:: DATA LISTING

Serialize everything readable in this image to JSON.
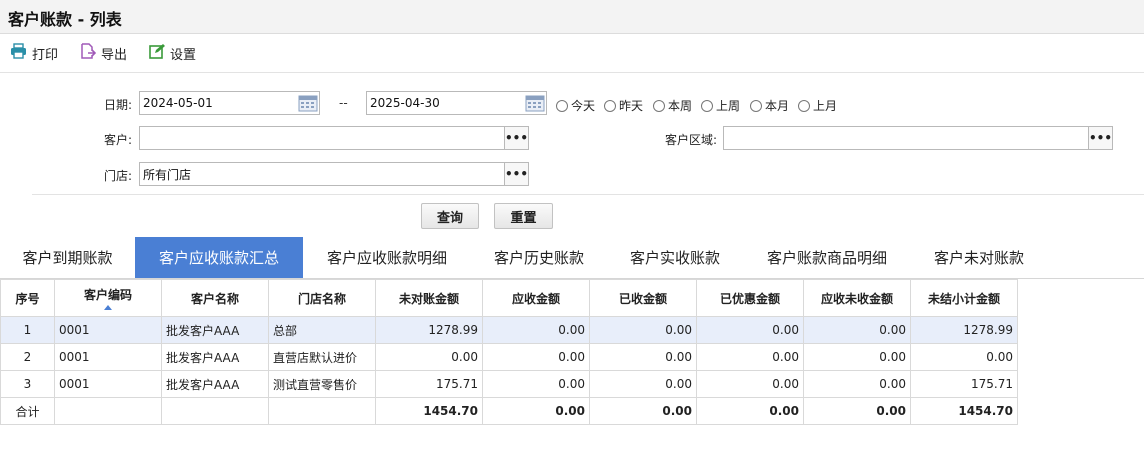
{
  "window": {
    "title": "客户账款 - 列表"
  },
  "toolbar": {
    "print_label": "打印",
    "export_label": "导出",
    "settings_label": "设置"
  },
  "filters": {
    "date_label": "日期:",
    "date_from": "2024-05-01",
    "date_to": "2025-04-30",
    "range_separator": "--",
    "customer_label": "客户:",
    "customer_value": "",
    "region_label": "客户区域:",
    "region_value": "",
    "store_label": "门店:",
    "store_value": "所有门店",
    "browse_label": "•••",
    "quick_ranges": [
      "今天",
      "昨天",
      "本周",
      "上周",
      "本月",
      "上月"
    ]
  },
  "actions": {
    "query_label": "查询",
    "reset_label": "重置"
  },
  "tabs": [
    {
      "label": "客户到期账款",
      "active": false
    },
    {
      "label": "客户应收账款汇总",
      "active": true
    },
    {
      "label": "客户应收账款明细",
      "active": false
    },
    {
      "label": "客户历史账款",
      "active": false
    },
    {
      "label": "客户实收账款",
      "active": false
    },
    {
      "label": "客户账款商品明细",
      "active": false
    },
    {
      "label": "客户未对账款",
      "active": false
    }
  ],
  "table": {
    "columns": [
      "序号",
      "客户编码",
      "客户名称",
      "门店名称",
      "未对账金额",
      "应收金额",
      "已收金额",
      "已优惠金额",
      "应收未收金额",
      "未结小计金额"
    ],
    "sorted_column": "客户编码",
    "rows": [
      [
        "1",
        "0001",
        "批发客户AAA",
        "总部",
        "1278.99",
        "0.00",
        "0.00",
        "0.00",
        "0.00",
        "1278.99"
      ],
      [
        "2",
        "0001",
        "批发客户AAA",
        "直营店默认进价",
        "0.00",
        "0.00",
        "0.00",
        "0.00",
        "0.00",
        "0.00"
      ],
      [
        "3",
        "0001",
        "批发客户AAA",
        "测试直营零售价",
        "175.71",
        "0.00",
        "0.00",
        "0.00",
        "0.00",
        "175.71"
      ]
    ],
    "selected_row": 1,
    "total": [
      "合计",
      "",
      "",
      "",
      "1454.70",
      "0.00",
      "0.00",
      "0.00",
      "0.00",
      "1454.70"
    ]
  },
  "colors": {
    "accent": "#4a7fd4",
    "selected_row": "#e8eefa"
  }
}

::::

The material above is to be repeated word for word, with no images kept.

Serialize everything readable in this image to JSON.
{
  "window": {
    "title": "客户账款 - 列表"
  },
  "toolbar": {
    "print_label": "打印",
    "export_label": "导出",
    "settings_label": "设置"
  },
  "filters": {
    "date_label": "日期:",
    "date_from": "2024-05-01",
    "date_to": "2025-04-30",
    "range_separator": "--",
    "customer_label": "客户:",
    "customer_value": "",
    "region_label": "客户区域:",
    "region_value": "",
    "store_label": "门店:",
    "store_value": "所有门店",
    "browse_label": "•••",
    "quick_ranges": [
      "今天",
      "昨天",
      "本周",
      "上周",
      "本月",
      "上月"
    ]
  },
  "actions": {
    "query_label": "查询",
    "reset_label": "重置"
  },
  "tabs": [
    {
      "label": "客户到期账款",
      "active": false
    },
    {
      "label": "客户应收账款汇总",
      "active": true
    },
    {
      "label": "客户应收账款明细",
      "active": false
    },
    {
      "label": "客户历史账款",
      "active": false
    },
    {
      "label": "客户实收账款",
      "active": false
    },
    {
      "label": "客户账款商品明细",
      "active": false
    },
    {
      "label": "客户未对账款",
      "active": false
    }
  ],
  "table": {
    "columns": [
      "序号",
      "客户编码",
      "客户名称",
      "门店名称",
      "未对账金额",
      "应收金额",
      "已收金额",
      "已优惠金额",
      "应收未收金额",
      "未结小计金额"
    ],
    "sorted_column": "客户编码",
    "rows": [
      [
        "1",
        "0001",
        "批发客户AAA",
        "总部",
        "1278.99",
        "0.00",
        "0.00",
        "0.00",
        "0.00",
        "1278.99"
      ],
      [
        "2",
        "0001",
        "批发客户AAA",
        "直营店默认进价",
        "0.00",
        "0.00",
        "0.00",
        "0.00",
        "0.00",
        "0.00"
      ],
      [
        "3",
        "0001",
        "批发客户AAA",
        "测试直营零售价",
        "175.71",
        "0.00",
        "0.00",
        "0.00",
        "0.00",
        "175.71"
      ]
    ],
    "selected_row": 1,
    "total": [
      "合计",
      "",
      "",
      "",
      "1454.70",
      "0.00",
      "0.00",
      "0.00",
      "0.00",
      "1454.70"
    ]
  },
  "colors": {
    "accent": "#4a7fd4",
    "selected_row": "#e8eefa"
  }
}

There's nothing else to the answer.